On Friday 30 November 1923, Fulham Chronicle took up Norris’ letter in the Times under the headline “Sir Henry Norris supports free trade: bomb-shell for East Fulham Conservatives”.  It quoted from the letter at length and printed with it a response from Fulham East Conservative Party signed by Edward Armfield as chairman of its election committee.  That was fair enough and a good contribution to local debate on the issue.  However in the Chronicle’s ‘Out and About’ news and gossip column, it described the publication of Norris’ letter to Hawkin as “a shattering blow” to Fulham’s Conservatives, and having been referred to at a recent Liberal Party campaign meeting in Fulham East as “an incentive to Liberal and Conservative Free Traders throughout the country”.  By the end of the following week, Hawking was quoting Norris’ letter in a campaign leaflet.  As a result, the Fulham Chronicle said, there had been unleashed “a torrent of wrath” towards Norris amongst the Fulham Conservatives.  It quoted someone whom it didn’t name as having described Norris to them as “a disgruntled and embittered man” actuated by “personal malice”.   On Monday 3 December 1923 lawyers for Henry Norris obtained a writ for libel and an injunction forbidding any further repetition of the words quoted in the Fulham Chronicle; and naming the man who had so indiscreetly said them as Edward Armfield of Fulham East Conservative Party.


If there was any attempt at achieving an out-of-court settlement in the case, it wasn’t covered by the press.  Judging by Norris’ attitude in his case against David Cook (1919), he would not have agreed to such a thing: it wouldn’t have been a sufficiently public apology.  Norris v Armfield reached court on 11 April 1924 and was heard by the Lord Chief Justice.  Armfield’s barrister was Sir Hugh Fraser.  Norris’ barrister was Mr Campion KC who’d acted for him in his case against Cook.  Campion got quite a lot of laughs when, in his speech putting Norris’ case, he gave the judge a quick resumé of the debate on whether import duties were able to solve unemployment and the judge asked him who on earth he’d got that argument from.  Campion carefully glossed over Norris’ conduct in letting Hawkin send for publication some views he must have known would offend people in Fulham.  Campion said Norris had “felt it his duty” to let Hawkin publish his letter and wasn’t responsible for the widespread publicity it had then received.


Nothing Campion said made any difference: Armfield’s words were a slander, and their appearance in the Fulham Chronicle an undoubted libel.  Armfield had already admitted it and paid a contribution towards Norris’ costs and 100 guineas into the court as damages.  Fraser, as Armfield’s barrister, had only to repeat his client’s apologies and regrets.  Norris gave the 100 guineas to charity.

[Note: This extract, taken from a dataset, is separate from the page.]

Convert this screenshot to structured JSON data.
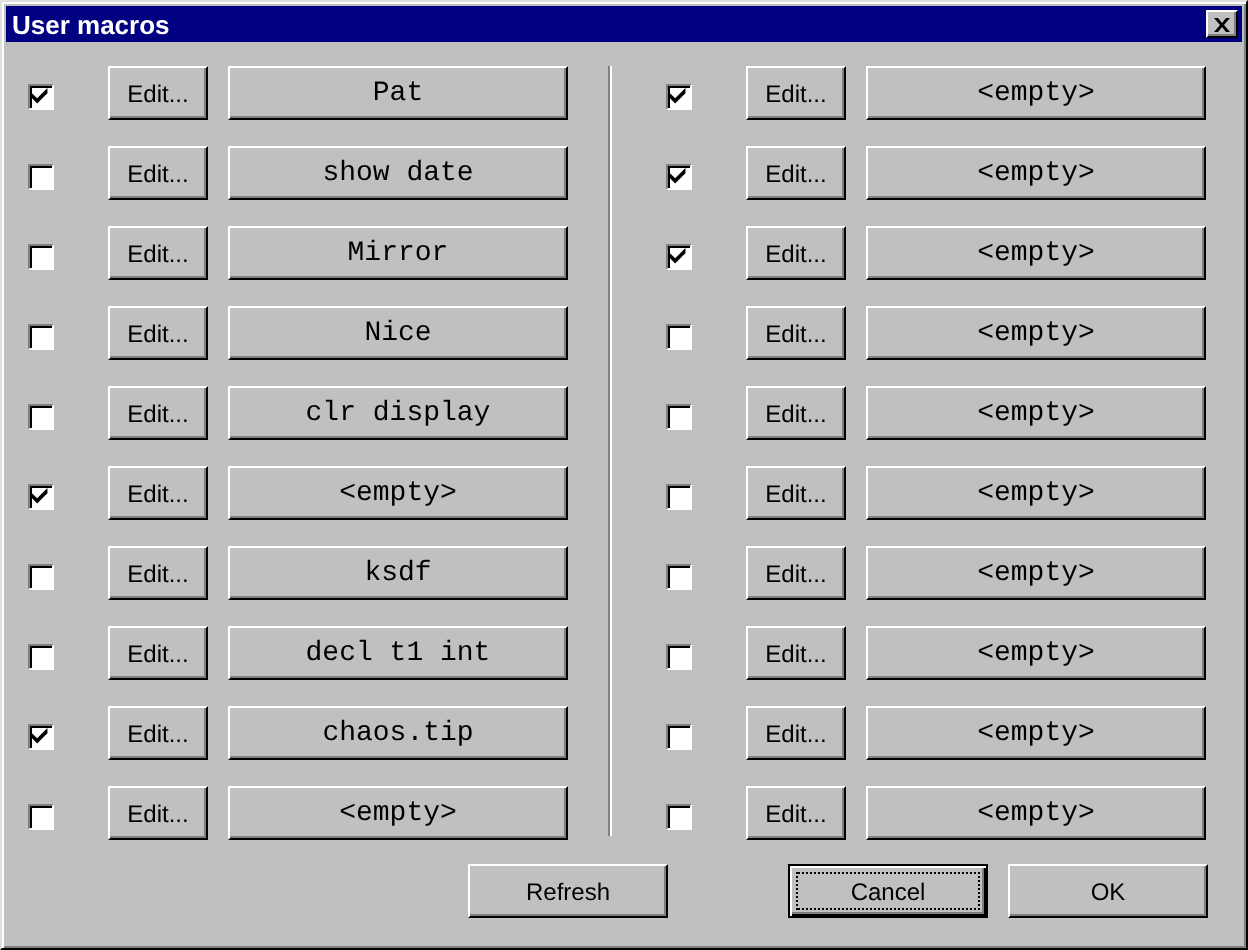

And so ended Henry Norris’ career in politics.  For many different reasons, an anything-but-glorious one.






Copyright Sally Davis August 2008